*** Begin section ***

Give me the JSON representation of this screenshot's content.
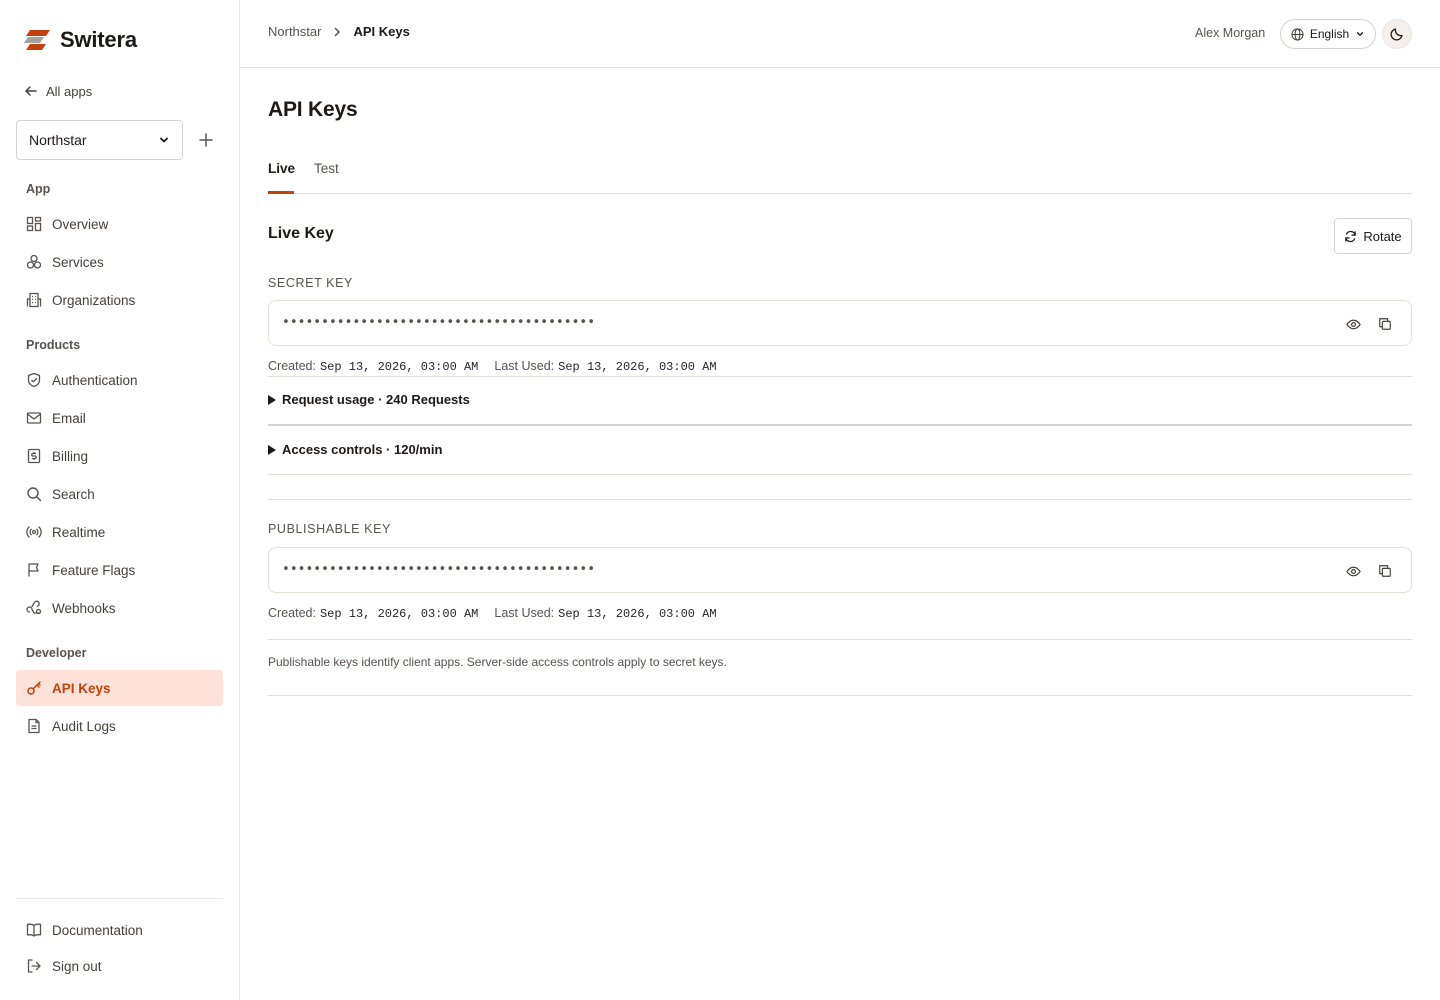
{
  "brand": {
    "name": "Switera",
    "accent": "#c2410c"
  },
  "sidebar": {
    "all_apps": "All apps",
    "app_select": {
      "value": "Northstar"
    },
    "sections": {
      "app": "App",
      "products": "Products",
      "developer": "Developer"
    },
    "app_items": [
      {
        "label": "Overview",
        "icon": "grid-icon"
      },
      {
        "label": "Services",
        "icon": "cubes-icon"
      },
      {
        "label": "Organizations",
        "icon": "building-icon"
      }
    ],
    "product_items": [
      {
        "label": "Authentication",
        "icon": "shield-icon"
      },
      {
        "label": "Email",
        "icon": "mail-icon"
      },
      {
        "label": "Billing",
        "icon": "dollar-icon"
      },
      {
        "label": "Search",
        "icon": "search-icon"
      },
      {
        "label": "Realtime",
        "icon": "broadcast-icon"
      },
      {
        "label": "Feature Flags",
        "icon": "flag-icon"
      },
      {
        "label": "Webhooks",
        "icon": "webhook-icon"
      }
    ],
    "developer_items": [
      {
        "label": "API Keys",
        "icon": "key-icon",
        "active": true
      },
      {
        "label": "Audit Logs",
        "icon": "file-icon"
      }
    ],
    "footer_items": [
      {
        "label": "Documentation",
        "icon": "book-icon"
      },
      {
        "label": "Sign out",
        "icon": "logout-icon"
      }
    ]
  },
  "header": {
    "breadcrumb": {
      "parent": "Northstar",
      "current": "API Keys"
    },
    "user": "Alex Morgan",
    "language": "English"
  },
  "main": {
    "title": "API Keys",
    "tabs": [
      {
        "label": "Live",
        "active": true
      },
      {
        "label": "Test"
      }
    ],
    "live_key": {
      "title": "Live Key",
      "rotate_label": "Rotate",
      "secret": {
        "label": "SECRET KEY",
        "masked": "••••••••••••••••••••••••••••••••••••••••",
        "created_label": "Created:",
        "created": "Sep 13, 2026, 03:00 AM",
        "last_used_label": "Last Used:",
        "last_used": "Sep 13, 2026, 03:00 AM"
      },
      "request_usage": "Request usage · 240 Requests",
      "access_controls": "Access controls · 120/min",
      "publishable": {
        "label": "PUBLISHABLE KEY",
        "masked": "••••••••••••••••••••••••••••••••••••••••",
        "created_label": "Created:",
        "created": "Sep 13, 2026, 03:00 AM",
        "last_used_label": "Last Used:",
        "last_used": "Sep 13, 2026, 03:00 AM"
      },
      "note": "Publishable keys identify client apps. Server-side access controls apply to secret keys."
    }
  }
}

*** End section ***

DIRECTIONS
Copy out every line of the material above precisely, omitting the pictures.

OUTPUT BELOW
Give me the JSON representation of this screenshot's content.
{
  "brand": {
    "name": "Switera",
    "accent": "#c2410c"
  },
  "sidebar": {
    "all_apps": "All apps",
    "app_select": {
      "value": "Northstar"
    },
    "sections": {
      "app": "App",
      "products": "Products",
      "developer": "Developer"
    },
    "app_items": [
      {
        "label": "Overview",
        "icon": "grid-icon"
      },
      {
        "label": "Services",
        "icon": "cubes-icon"
      },
      {
        "label": "Organizations",
        "icon": "building-icon"
      }
    ],
    "product_items": [
      {
        "label": "Authentication",
        "icon": "shield-icon"
      },
      {
        "label": "Email",
        "icon": "mail-icon"
      },
      {
        "label": "Billing",
        "icon": "dollar-icon"
      },
      {
        "label": "Search",
        "icon": "search-icon"
      },
      {
        "label": "Realtime",
        "icon": "broadcast-icon"
      },
      {
        "label": "Feature Flags",
        "icon": "flag-icon"
      },
      {
        "label": "Webhooks",
        "icon": "webhook-icon"
      }
    ],
    "developer_items": [
      {
        "label": "API Keys",
        "icon": "key-icon",
        "active": true
      },
      {
        "label": "Audit Logs",
        "icon": "file-icon"
      }
    ],
    "footer_items": [
      {
        "label": "Documentation",
        "icon": "book-icon"
      },
      {
        "label": "Sign out",
        "icon": "logout-icon"
      }
    ]
  },
  "header": {
    "breadcrumb": {
      "parent": "Northstar",
      "current": "API Keys"
    },
    "user": "Alex Morgan",
    "language": "English"
  },
  "main": {
    "title": "API Keys",
    "tabs": [
      {
        "label": "Live",
        "active": true
      },
      {
        "label": "Test"
      }
    ],
    "live_key": {
      "title": "Live Key",
      "rotate_label": "Rotate",
      "secret": {
        "label": "SECRET KEY",
        "masked": "••••••••••••••••••••••••••••••••••••••••",
        "created_label": "Created:",
        "created": "Sep 13, 2026, 03:00 AM",
        "last_used_label": "Last Used:",
        "last_used": "Sep 13, 2026, 03:00 AM"
      },
      "request_usage": "Request usage · 240 Requests",
      "access_controls": "Access controls · 120/min",
      "publishable": {
        "label": "PUBLISHABLE KEY",
        "masked": "••••••••••••••••••••••••••••••••••••••••",
        "created_label": "Created:",
        "created": "Sep 13, 2026, 03:00 AM",
        "last_used_label": "Last Used:",
        "last_used": "Sep 13, 2026, 03:00 AM"
      },
      "note": "Publishable keys identify client apps. Server-side access controls apply to secret keys."
    }
  }
}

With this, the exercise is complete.